Throughout history, fraternity members have been placed in conflict in terms of power and hierarchy. These struggles are documented in the Civil Rights movement which sought to eliminate white-exclusive clauses in fraternity constitutions and at times of them into adulthood. Therefore, it might be worthy to ask what are the costs of fraternity leadership and how do male bonding patterns maintain fraternity power?
For many participants, fraternity membership is worth the risks and costs. By belonging to a fraternity, individuals can develop social skills, take care of their housing needs, and establish professional contacts. Obviously, fraternity members see many rewards for belonging to a fraternity. However, the fraternal bond is not held in positive light by many non-members. One explanation for the growing criticism of fraternities concerns their historical power and hierarchical position at universities.
It is a privilege for universities to allow fraternities to govern themselves in light of the fact that its members belong to the age group with one of the heist raters for violent crimes. It is debatable if fraternity self-governance works to the best interest of most students. The judicial and punitive actions taken against fraternities at a host universities, often serve to maintain fraternity power. To illustrate this point, I refer back to the case of Theta Nu Epsilon at the University of Oregon.
The Inter-Fraternity Council was stacked with TNE members. These members dominated the judicial process and decided which fraternity houses were to be punished. This arrangement protected certain fraternities as they conspired to control student politics. Furthermore, documents exist which prove that U of O administrator knew about TNE on at least three occasions. On every occasion, the Deans of Students allowed TNE members to remain anonymous and even shielded many TNE files from public access. The university policy of secrecy is continued even today, despite the fact that TNE has emerged over and over again. Furthermore, since TNE chapters existed across the United States, it can not be claimed that the U of O example was an isolated case. Theta Nu Epsilon is about fraternity dominance and how United States universities responded to that power.
TNE was a national organization with historic and political significance. As a United States student, this is the history I have inherited. In a public university, which symbolizes freedom, education and the distribution of information, it is ironic that the same principles do not apply to research on fraternities. What power fraternities must have at the U of O to deny students their own history.
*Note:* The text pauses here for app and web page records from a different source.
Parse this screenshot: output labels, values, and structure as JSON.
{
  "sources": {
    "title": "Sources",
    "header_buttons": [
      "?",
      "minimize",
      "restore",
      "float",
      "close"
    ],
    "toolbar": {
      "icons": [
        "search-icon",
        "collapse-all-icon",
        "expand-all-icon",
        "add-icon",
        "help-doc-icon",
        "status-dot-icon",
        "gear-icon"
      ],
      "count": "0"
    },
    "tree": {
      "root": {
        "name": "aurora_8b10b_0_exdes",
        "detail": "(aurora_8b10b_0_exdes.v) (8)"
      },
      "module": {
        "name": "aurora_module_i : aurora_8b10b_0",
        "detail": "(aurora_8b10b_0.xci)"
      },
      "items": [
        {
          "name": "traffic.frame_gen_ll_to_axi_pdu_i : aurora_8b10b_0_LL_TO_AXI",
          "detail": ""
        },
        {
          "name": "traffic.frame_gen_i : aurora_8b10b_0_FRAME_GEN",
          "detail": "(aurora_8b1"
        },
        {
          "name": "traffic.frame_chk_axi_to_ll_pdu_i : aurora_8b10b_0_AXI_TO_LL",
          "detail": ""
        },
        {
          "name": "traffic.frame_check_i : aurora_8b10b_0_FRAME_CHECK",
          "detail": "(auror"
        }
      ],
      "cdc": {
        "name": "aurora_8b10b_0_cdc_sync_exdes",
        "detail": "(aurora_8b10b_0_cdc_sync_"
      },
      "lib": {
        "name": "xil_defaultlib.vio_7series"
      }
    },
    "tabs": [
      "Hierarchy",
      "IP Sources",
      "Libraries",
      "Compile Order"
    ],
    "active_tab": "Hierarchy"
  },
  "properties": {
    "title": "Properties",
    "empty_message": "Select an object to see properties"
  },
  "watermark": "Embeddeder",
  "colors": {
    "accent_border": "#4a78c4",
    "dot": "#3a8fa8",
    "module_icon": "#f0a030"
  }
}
The fraternal bond can come at a great cost to those students lower on the hierarchy, and this is a valid reason for fraternity criticism.
Theta Nu Epsilon is the original Animal House. They represent, perhaps, a history forgotten and returned as myth. For my participants, is important to them that they counter the stereotypes produced by this movie. However, the basis for fraternity stereotypes go deeper than accusations of brutal hazing, excessive alcohol use, gang rape, anti-intellectualism, and violent behavior. The public image of fraternities is also a question of power and, more importantly, what is done to preserve that power. Historically speaking, fraternity members have often used covert action as one means to dominate. Therefore, its members will never outlive fraternity stereotypes because they have not yet learned to deal with their own secrets. IF fraternity members wish to improve the public impressions of their bond, then they will first need to discuss their past.